Malvina: "It's so cool! Obviously a forward play on Peter Pan, and she's about to fly out that window. Yes, please, take us with you!"
Cover Cafe's Kat: "It is an eye catching cover. I love the ordinary setting mixed with the magical elements. The picture immediately made me think of Peter Pan. I like that it gives a subtle nod to Peter Pan without being overdone. I also like the contrast of the character holding on to the window as an anchor while the rest of her is starting to fly. It is a magical and memorable cover."

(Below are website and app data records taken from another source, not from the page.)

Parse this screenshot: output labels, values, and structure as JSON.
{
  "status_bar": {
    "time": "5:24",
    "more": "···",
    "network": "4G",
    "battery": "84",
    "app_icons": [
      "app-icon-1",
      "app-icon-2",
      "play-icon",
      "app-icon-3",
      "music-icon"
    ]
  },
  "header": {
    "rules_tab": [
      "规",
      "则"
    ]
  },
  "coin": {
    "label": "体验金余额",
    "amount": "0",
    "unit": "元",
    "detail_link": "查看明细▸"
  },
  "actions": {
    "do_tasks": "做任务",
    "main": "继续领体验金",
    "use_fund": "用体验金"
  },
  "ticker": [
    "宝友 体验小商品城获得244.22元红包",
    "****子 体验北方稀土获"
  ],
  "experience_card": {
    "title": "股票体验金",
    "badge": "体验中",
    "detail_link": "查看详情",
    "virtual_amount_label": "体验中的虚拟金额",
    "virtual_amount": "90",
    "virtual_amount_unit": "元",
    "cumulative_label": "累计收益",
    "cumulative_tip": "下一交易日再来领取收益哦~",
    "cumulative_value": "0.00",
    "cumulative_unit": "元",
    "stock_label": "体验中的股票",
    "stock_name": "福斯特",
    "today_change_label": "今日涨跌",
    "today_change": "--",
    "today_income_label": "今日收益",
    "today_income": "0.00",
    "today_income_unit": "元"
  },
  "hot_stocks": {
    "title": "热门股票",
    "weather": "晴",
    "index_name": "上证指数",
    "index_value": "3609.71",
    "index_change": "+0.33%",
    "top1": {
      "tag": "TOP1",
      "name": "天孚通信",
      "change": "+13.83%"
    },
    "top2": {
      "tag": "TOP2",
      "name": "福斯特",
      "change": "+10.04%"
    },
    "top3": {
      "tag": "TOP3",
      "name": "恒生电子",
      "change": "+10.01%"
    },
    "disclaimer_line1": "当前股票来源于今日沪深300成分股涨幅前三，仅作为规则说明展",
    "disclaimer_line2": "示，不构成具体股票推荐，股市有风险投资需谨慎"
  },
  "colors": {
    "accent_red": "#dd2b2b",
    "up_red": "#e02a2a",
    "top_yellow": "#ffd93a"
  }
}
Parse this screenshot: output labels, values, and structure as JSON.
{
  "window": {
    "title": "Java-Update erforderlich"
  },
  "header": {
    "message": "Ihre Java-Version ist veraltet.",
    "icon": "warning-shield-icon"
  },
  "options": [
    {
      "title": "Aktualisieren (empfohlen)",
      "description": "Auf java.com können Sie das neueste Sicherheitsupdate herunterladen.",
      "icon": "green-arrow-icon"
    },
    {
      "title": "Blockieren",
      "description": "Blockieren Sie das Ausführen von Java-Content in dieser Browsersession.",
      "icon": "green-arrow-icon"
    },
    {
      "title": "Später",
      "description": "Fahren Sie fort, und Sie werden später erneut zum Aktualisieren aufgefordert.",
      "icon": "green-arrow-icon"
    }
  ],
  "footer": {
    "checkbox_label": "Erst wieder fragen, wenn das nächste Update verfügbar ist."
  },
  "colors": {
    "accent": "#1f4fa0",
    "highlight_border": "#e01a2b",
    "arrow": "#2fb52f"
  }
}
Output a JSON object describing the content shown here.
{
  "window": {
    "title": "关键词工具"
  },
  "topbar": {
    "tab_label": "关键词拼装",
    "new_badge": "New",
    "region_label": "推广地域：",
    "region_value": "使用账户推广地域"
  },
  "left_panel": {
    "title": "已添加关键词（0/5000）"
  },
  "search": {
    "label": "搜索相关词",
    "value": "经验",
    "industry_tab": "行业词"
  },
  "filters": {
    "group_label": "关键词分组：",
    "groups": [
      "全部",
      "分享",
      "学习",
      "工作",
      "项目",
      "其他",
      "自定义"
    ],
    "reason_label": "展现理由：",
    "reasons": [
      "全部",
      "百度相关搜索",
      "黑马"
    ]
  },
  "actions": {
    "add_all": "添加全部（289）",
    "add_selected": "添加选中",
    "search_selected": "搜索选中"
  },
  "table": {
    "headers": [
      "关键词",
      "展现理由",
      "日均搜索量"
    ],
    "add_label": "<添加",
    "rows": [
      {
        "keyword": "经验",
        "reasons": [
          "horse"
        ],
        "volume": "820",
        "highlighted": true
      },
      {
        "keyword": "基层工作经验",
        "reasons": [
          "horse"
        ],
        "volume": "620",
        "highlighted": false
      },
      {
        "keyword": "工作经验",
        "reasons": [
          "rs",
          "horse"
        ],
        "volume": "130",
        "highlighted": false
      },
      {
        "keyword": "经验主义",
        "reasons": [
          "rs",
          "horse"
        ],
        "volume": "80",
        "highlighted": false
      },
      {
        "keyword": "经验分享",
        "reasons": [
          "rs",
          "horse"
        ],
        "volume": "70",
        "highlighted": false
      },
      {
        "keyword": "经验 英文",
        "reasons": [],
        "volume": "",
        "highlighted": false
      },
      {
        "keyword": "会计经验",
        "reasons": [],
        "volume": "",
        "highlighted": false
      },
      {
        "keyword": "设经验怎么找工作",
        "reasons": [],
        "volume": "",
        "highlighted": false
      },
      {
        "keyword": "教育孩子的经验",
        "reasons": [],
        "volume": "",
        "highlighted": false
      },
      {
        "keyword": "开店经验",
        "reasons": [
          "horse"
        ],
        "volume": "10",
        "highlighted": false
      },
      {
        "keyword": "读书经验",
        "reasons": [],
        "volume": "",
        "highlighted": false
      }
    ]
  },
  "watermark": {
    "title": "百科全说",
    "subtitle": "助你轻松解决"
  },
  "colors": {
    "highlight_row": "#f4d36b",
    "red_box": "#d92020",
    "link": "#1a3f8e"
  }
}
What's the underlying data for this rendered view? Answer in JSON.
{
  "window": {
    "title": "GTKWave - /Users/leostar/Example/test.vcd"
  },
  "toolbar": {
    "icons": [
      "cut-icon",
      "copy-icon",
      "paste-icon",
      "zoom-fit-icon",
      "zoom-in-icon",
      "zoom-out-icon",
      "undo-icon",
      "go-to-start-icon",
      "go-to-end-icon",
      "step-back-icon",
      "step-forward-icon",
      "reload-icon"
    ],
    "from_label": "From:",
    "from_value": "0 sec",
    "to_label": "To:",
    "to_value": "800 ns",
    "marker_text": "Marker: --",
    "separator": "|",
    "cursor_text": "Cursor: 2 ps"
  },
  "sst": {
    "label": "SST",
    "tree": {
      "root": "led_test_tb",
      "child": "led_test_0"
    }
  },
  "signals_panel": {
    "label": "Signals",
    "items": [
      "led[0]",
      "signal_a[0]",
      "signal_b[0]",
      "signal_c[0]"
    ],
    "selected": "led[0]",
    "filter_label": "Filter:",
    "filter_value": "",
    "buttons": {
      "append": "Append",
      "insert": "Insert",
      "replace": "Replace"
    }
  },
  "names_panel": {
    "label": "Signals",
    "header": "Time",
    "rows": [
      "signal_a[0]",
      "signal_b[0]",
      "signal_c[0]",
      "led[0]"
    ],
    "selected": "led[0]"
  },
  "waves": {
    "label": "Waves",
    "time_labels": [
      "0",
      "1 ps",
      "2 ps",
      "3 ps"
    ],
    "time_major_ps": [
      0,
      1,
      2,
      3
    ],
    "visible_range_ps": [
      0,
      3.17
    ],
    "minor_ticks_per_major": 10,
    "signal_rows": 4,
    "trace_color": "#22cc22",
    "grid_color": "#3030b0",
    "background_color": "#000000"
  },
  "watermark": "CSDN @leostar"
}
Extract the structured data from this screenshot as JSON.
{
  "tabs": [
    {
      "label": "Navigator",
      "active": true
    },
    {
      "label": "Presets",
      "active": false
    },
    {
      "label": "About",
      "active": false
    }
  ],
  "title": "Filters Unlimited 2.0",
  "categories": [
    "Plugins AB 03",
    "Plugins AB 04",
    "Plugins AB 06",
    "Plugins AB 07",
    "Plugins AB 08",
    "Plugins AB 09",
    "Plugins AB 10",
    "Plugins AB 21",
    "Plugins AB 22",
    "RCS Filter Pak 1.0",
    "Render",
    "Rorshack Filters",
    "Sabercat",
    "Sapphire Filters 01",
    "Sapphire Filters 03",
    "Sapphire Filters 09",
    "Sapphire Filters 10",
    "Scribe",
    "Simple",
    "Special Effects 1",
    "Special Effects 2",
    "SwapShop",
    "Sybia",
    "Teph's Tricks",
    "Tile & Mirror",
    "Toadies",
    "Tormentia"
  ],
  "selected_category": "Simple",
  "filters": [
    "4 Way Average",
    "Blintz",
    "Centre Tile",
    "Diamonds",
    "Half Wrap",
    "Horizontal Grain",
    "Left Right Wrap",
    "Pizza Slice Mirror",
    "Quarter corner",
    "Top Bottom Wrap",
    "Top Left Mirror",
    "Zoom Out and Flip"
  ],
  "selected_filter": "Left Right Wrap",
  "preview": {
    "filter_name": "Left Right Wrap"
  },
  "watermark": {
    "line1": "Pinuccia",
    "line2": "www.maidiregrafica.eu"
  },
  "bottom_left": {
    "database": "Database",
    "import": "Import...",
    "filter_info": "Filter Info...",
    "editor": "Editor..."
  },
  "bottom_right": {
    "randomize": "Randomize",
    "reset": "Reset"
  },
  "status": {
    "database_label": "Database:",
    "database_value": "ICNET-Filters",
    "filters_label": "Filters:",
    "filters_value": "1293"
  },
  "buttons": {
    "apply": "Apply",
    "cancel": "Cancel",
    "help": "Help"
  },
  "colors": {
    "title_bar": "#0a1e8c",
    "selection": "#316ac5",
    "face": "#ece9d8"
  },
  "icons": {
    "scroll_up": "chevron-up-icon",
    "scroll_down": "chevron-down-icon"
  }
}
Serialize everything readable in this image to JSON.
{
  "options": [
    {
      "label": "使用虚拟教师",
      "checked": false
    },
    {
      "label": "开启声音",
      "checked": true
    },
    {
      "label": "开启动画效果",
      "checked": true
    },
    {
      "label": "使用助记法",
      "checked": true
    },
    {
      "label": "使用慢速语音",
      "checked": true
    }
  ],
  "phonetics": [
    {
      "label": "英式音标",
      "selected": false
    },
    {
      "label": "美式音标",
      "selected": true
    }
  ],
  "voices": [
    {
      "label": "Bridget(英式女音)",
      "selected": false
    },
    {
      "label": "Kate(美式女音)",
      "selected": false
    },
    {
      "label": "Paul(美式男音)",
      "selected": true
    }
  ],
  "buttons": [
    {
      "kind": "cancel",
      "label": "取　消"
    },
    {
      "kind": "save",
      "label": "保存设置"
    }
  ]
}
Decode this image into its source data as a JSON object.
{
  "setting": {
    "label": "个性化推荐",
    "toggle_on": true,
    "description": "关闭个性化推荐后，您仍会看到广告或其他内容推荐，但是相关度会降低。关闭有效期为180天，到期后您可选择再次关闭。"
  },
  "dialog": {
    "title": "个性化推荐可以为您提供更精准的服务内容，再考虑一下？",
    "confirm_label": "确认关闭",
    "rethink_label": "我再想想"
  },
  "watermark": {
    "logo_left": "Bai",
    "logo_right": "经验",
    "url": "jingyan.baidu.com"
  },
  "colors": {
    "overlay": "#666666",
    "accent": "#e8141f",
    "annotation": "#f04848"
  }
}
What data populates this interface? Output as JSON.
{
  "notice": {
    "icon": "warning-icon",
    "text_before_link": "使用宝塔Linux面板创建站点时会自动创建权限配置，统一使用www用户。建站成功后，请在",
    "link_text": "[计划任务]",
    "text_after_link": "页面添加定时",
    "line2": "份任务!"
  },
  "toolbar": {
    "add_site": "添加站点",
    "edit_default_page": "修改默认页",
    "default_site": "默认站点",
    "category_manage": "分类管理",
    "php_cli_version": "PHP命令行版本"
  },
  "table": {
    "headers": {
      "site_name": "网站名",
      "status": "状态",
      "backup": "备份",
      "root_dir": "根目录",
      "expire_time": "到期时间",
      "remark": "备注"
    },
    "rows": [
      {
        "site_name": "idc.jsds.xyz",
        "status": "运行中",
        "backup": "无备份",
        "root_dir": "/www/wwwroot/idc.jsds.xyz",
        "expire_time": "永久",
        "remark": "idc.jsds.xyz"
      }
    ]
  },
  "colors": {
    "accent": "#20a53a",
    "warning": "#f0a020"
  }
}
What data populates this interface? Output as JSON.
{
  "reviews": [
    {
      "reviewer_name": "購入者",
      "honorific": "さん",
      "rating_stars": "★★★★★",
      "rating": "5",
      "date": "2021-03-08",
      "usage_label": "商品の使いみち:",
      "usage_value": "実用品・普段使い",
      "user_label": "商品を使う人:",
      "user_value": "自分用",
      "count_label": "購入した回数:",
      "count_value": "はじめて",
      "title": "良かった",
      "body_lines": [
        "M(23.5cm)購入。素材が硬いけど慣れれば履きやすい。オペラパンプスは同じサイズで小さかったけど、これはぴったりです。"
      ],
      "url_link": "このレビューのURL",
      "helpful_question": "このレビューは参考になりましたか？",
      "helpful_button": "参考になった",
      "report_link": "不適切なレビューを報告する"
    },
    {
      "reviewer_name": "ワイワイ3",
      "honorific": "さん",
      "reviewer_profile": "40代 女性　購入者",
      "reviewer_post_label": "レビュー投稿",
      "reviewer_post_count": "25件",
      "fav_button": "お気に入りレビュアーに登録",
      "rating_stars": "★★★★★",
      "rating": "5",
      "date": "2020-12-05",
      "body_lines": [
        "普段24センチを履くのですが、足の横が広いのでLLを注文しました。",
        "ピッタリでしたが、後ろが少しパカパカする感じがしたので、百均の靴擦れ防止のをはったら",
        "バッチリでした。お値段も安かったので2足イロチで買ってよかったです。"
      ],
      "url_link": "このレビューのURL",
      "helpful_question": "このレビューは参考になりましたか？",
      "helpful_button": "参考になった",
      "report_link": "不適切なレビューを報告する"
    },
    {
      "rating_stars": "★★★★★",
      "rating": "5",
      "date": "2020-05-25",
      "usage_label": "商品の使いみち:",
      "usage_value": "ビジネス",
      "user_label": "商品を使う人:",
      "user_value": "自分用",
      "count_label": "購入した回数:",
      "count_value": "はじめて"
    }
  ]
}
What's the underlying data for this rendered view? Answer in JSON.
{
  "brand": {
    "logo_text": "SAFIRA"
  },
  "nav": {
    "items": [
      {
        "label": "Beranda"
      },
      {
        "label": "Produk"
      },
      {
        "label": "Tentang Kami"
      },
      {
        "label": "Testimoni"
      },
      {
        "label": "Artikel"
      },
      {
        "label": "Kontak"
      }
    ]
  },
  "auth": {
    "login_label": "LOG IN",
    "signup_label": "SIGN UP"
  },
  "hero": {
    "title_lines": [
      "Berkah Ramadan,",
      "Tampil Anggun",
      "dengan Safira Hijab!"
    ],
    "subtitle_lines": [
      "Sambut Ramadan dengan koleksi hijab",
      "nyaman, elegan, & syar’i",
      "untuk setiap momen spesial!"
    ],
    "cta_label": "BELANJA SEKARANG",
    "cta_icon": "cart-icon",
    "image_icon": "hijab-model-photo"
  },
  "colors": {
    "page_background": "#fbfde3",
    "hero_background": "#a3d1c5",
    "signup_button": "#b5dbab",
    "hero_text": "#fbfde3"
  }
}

Adrienne: "The actual picture is breathtaking. The model's hidden face, the way she's clinging to the window to try to stay grounded, and the poetic pose of her body just speak volumes to me. I'd read this book for the cover alone."
Last but not least, Dream Casters: Light by Adrienne Woods rounds out our slate in tenth place. I found the disintegrating crystal ball in the heroine's hands captivating, as well as the dragons and other mysteries inside. This sentiment was shared by our voters:
Rory Lynn L: "Inside the mysterious crystal ball it looks as if there is a world just waiting to be explored and what Dreams will the crystal cast? I would buy by the cover alone."
Mary: "The overall feel is dream-like. Also, love the dragons!"